The EPA’s final determination on the Spruce mine comes after discussions with the company spanning more than a year failed to produce an agreement that would lead to a significant decrease in impacts to the environment and Appalachian communities. The action prevents the mine from disposing of the waste into streams unless the company identifies an alternative mining design that would avoid irreversible damage to water quality and meets the requirements of the law.
“The EPA’s veto of an existing, valid permit for the Spruce No. 1 mine threatens the certainty of all Section 404 permits—weakening the trust U.S. businesses and workers need to make investments and secure jobs,” said Hal Quinn, president and CEO, National Mining Association. “The Spruce permit was issued after a robust 10-year review, including an exhaustive Environmental Impact Statement. The EPA participated fully in the comprehensive permitting process, and the project has abided by every permit requirement.

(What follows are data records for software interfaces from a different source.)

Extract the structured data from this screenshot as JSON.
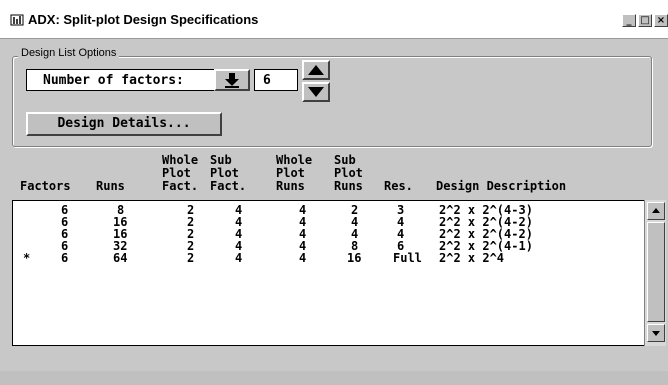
{
  "window": {
    "title": "ADX: Split-plot Design Specifications",
    "min_glyph": "_",
    "max_glyph": "□",
    "close_glyph": "×"
  },
  "design_options": {
    "group_label": "Design List Options",
    "factors_label": "Number of factors:",
    "factors_value": "6",
    "details_button": "Design Details..."
  },
  "table": {
    "headers": {
      "factors": "Factors",
      "runs": "Runs",
      "wp_fact": "Whole\nPlot\nFact.",
      "sp_fact": "Sub\nPlot\nFact.",
      "wp_runs": "Whole\nPlot\nRuns",
      "sp_runs": "Sub\nPlot\nRuns",
      "res": "Res.",
      "desc": "Design Description"
    },
    "rows": [
      {
        "mark": "",
        "factors": "6",
        "runs": "8",
        "wp_fact": "2",
        "sp_fact": "4",
        "wp_runs": "4",
        "sp_runs": "2",
        "res": "3",
        "desc": "2^2 x 2^(4-3)"
      },
      {
        "mark": "",
        "factors": "6",
        "runs": "16",
        "wp_fact": "2",
        "sp_fact": "4",
        "wp_runs": "4",
        "sp_runs": "4",
        "res": "4",
        "desc": "2^2 x 2^(4-2)"
      },
      {
        "mark": "",
        "factors": "6",
        "runs": "16",
        "wp_fact": "2",
        "sp_fact": "4",
        "wp_runs": "4",
        "sp_runs": "4",
        "res": "4",
        "desc": "2^2 x 2^(4-2)"
      },
      {
        "mark": "",
        "factors": "6",
        "runs": "32",
        "wp_fact": "2",
        "sp_fact": "4",
        "wp_runs": "4",
        "sp_runs": "8",
        "res": "6",
        "desc": "2^2 x 2^(4-1)"
      },
      {
        "mark": "*",
        "factors": "6",
        "runs": "64",
        "wp_fact": "2",
        "sp_fact": "4",
        "wp_runs": "4",
        "sp_runs": "16",
        "res": "Full",
        "desc": "2^2 x 2^4"
      }
    ]
  }
}
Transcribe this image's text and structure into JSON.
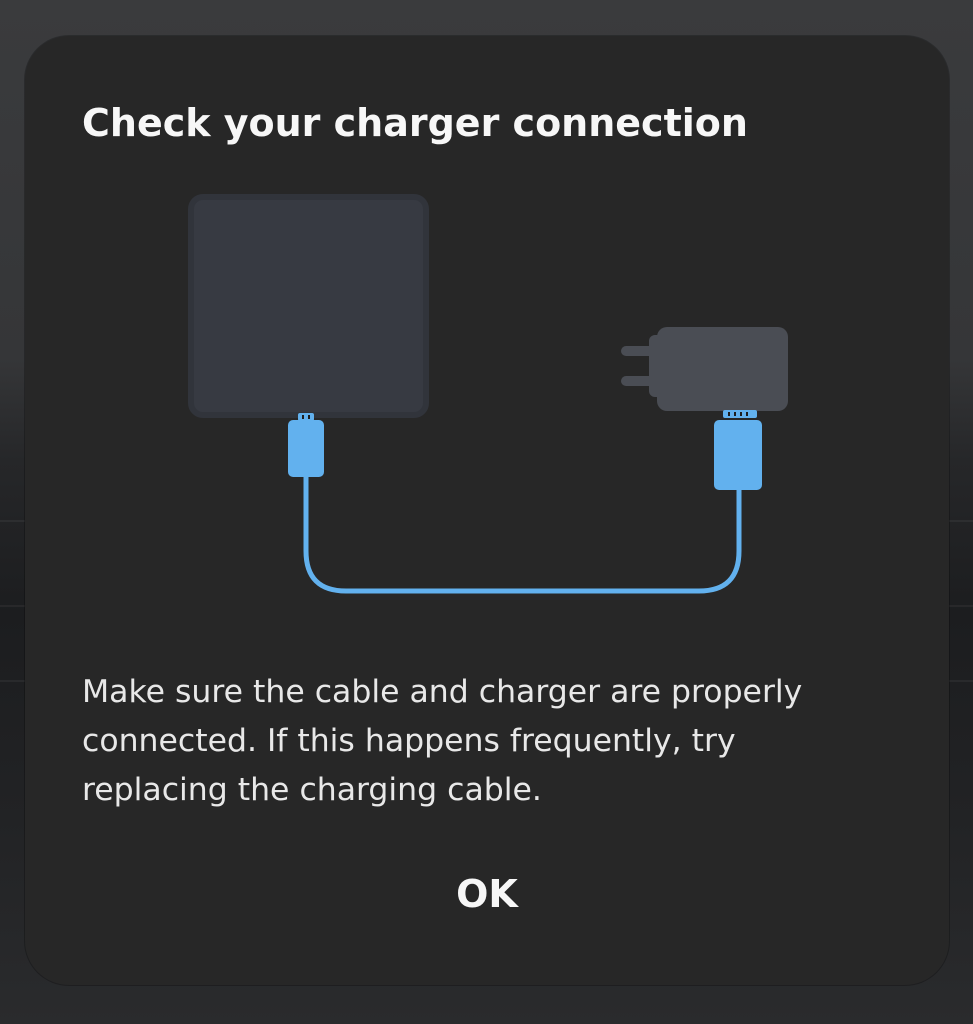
{
  "dialog": {
    "title": "Check your charger connection",
    "message": "Make sure the cable and charger are properly connected. If this happens frequently, try replacing the charging cable.",
    "ok_label": "OK"
  },
  "illustration": {
    "icons": [
      "phone-icon",
      "usb-c-connector-icon",
      "charging-cable-icon",
      "wall-charger-icon"
    ],
    "colors": {
      "phone": "#373a42",
      "charger": "#4a4d54",
      "cable": "#62b1ee",
      "dialog_background": "#272727"
    }
  }
}
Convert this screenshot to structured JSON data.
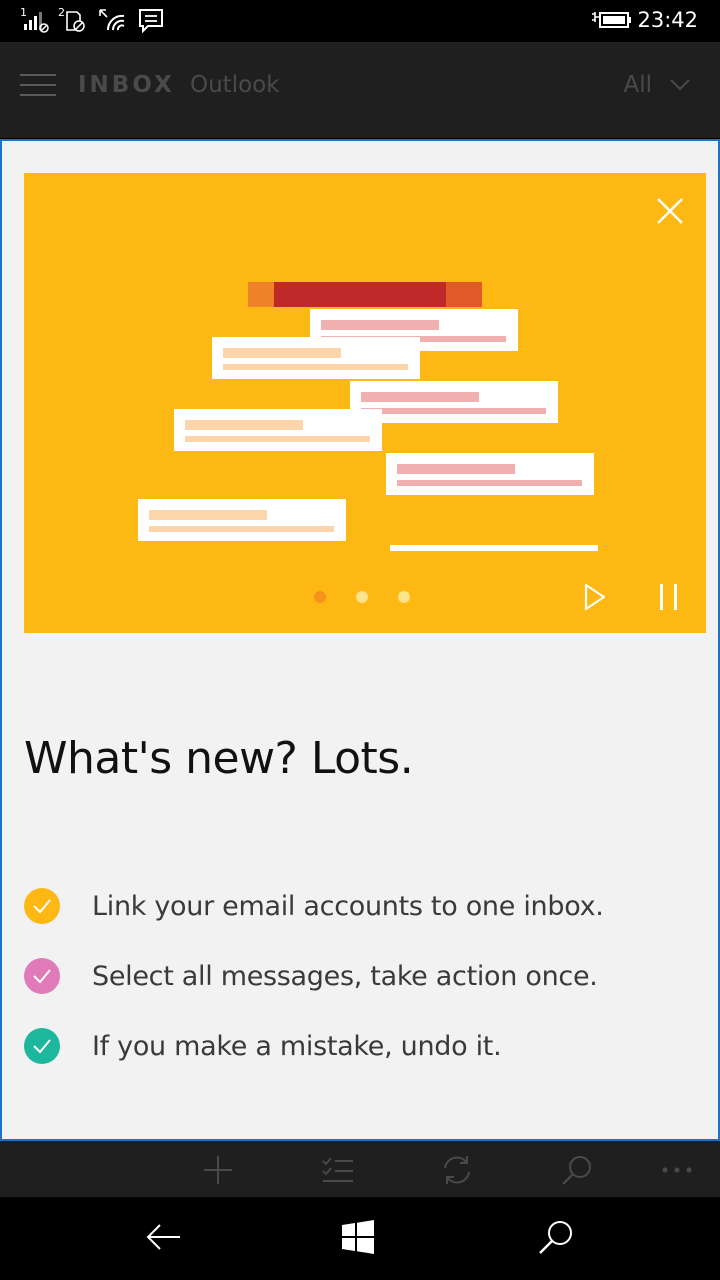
{
  "status_bar": {
    "time": "23:42",
    "sim1_label": "1",
    "sim2_label": "2",
    "icons": [
      "signal-icon",
      "sim2-no-service-icon",
      "wifi-icon",
      "message-icon",
      "battery-charging-icon"
    ]
  },
  "header": {
    "title": "INBOX",
    "account": "Outlook",
    "filter_label": "All"
  },
  "dialog": {
    "headline": "What's new? Lots.",
    "features": [
      {
        "text": "Link your email accounts to one inbox.",
        "color": "#fdb813"
      },
      {
        "text": "Select all messages, take action once.",
        "color": "#e07ab8"
      },
      {
        "text": "If you make a mistake, undo it.",
        "color": "#1db79e"
      }
    ],
    "carousel": {
      "slide_count": 3,
      "active_index": 0,
      "bg_color": "#fdb813"
    }
  },
  "app_bar": {
    "icons": [
      "add-icon",
      "select-icon",
      "sync-icon",
      "search-icon",
      "more-icon"
    ]
  },
  "nav_bar": {
    "icons": [
      "back-icon",
      "windows-icon",
      "search-icon"
    ]
  },
  "colors": {
    "accent": "#1e73c8",
    "header_bg": "#1f1f1f",
    "dialog_bg": "#f2f2f2"
  }
}
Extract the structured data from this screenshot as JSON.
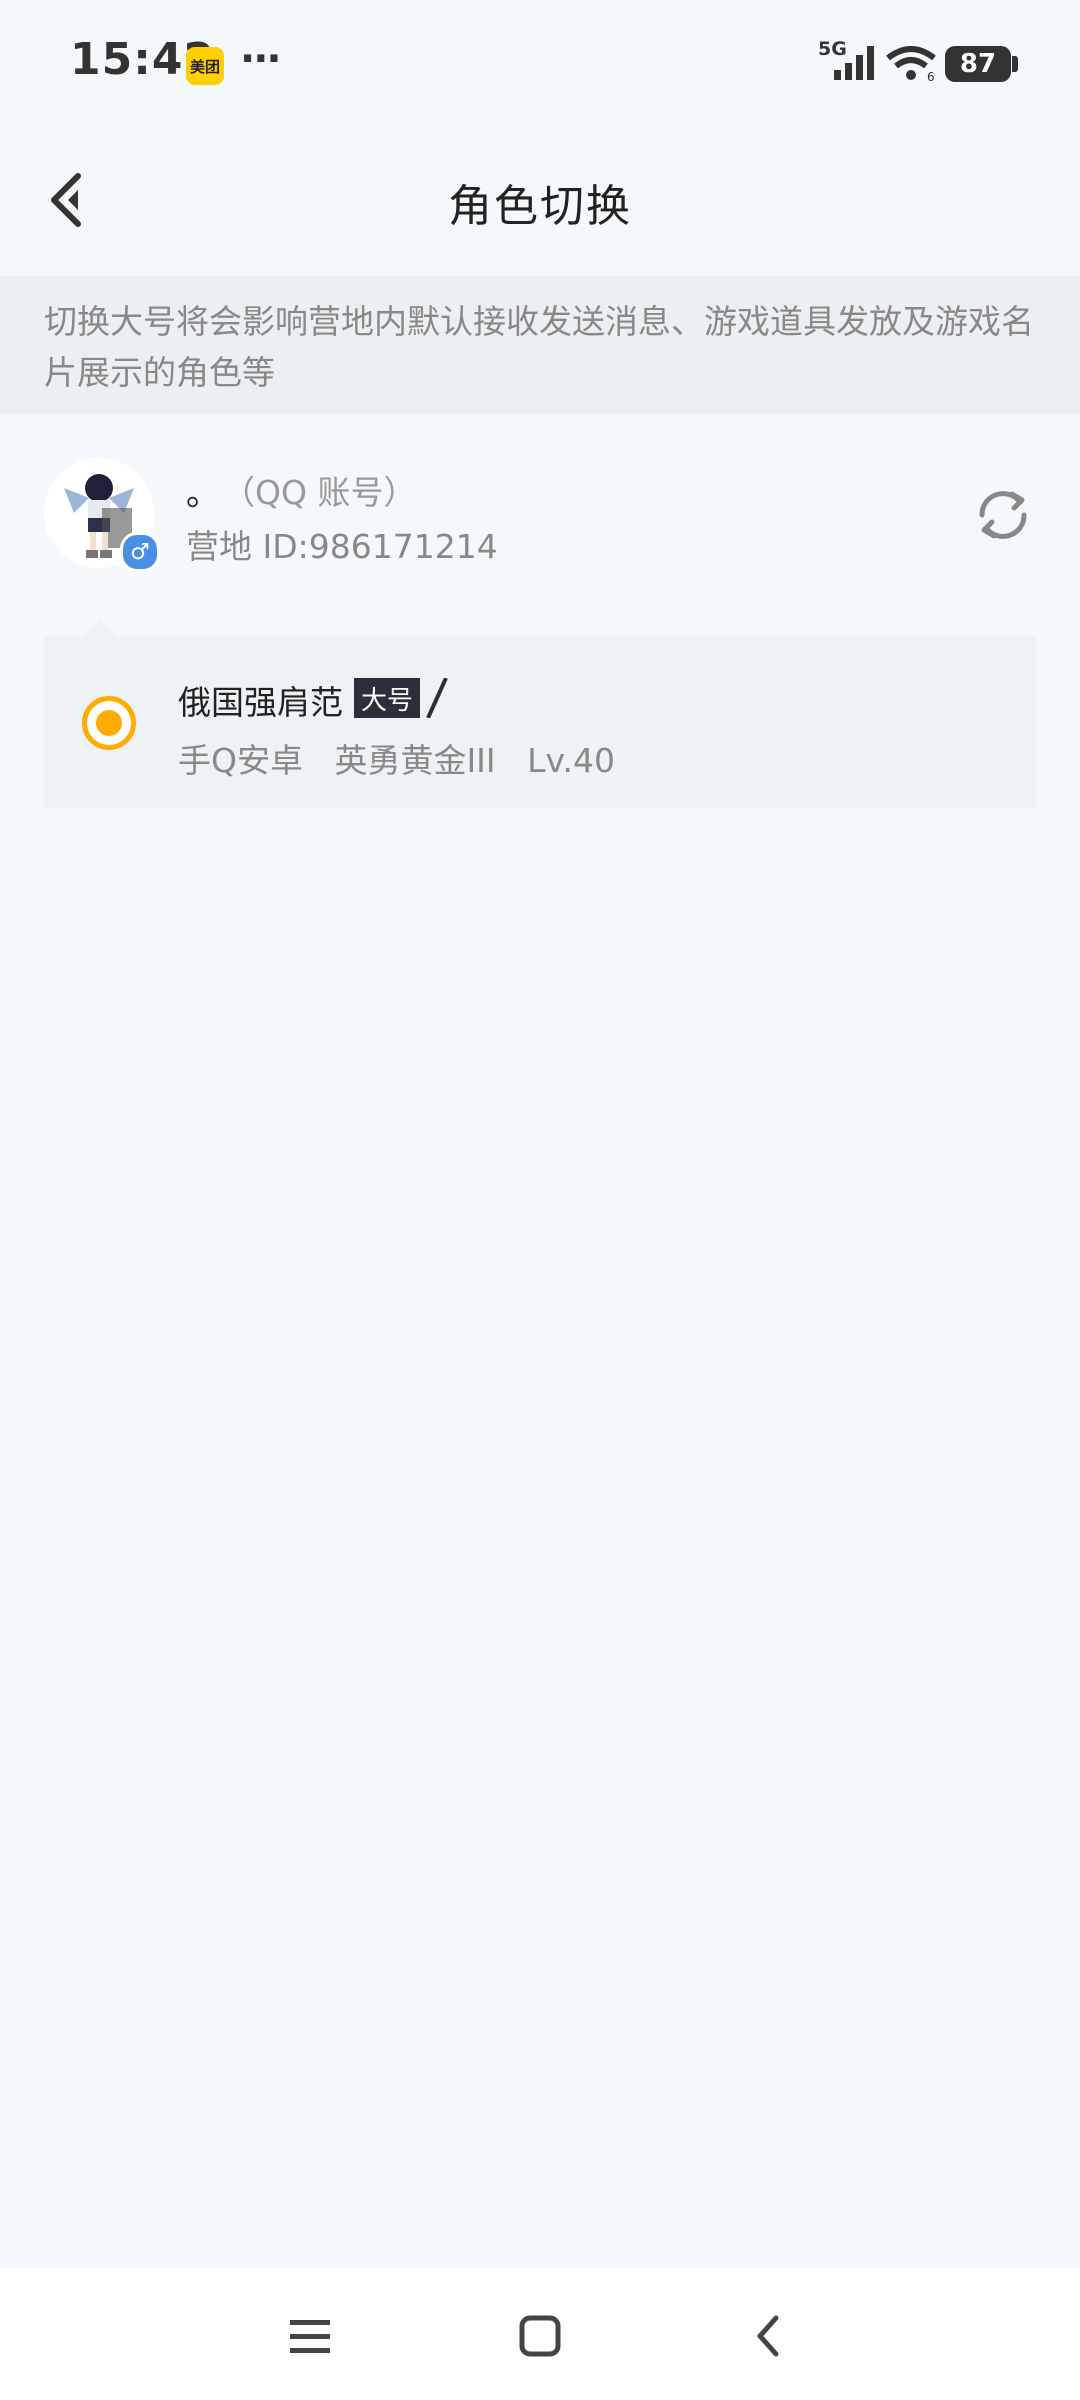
{
  "status_bar": {
    "time": "15:42",
    "app_badge": "美团",
    "more": "···",
    "network": "5G",
    "battery": "87"
  },
  "header": {
    "title": "角色切换"
  },
  "notice": {
    "text": "切换大号将会影响营地内默认接收发送消息、游戏道具发放及游戏名片展示的角色等"
  },
  "account": {
    "name": "。",
    "type": "（QQ 账号）",
    "id": "营地 ID:986171214",
    "gender": "♂"
  },
  "roles": [
    {
      "name": "俄国强肩范",
      "tag": "大号",
      "meta": "手Q安卓   英勇黄金III   Lv.40",
      "selected": true
    }
  ],
  "colors": {
    "accent": "#ffab00",
    "background": "#f5f8fb"
  }
}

“The EPA has taken this unprecedented action—never before contemplated in the nearly 40 years since the enactment of the Clean Water Act—at a time of great economic uncertainty. The NMA urges the administration to step back from this unwarranted action and restore trust in the sanctity of lawfully granted and abided by permits and the jobs and economic activity they support,” said Quinn.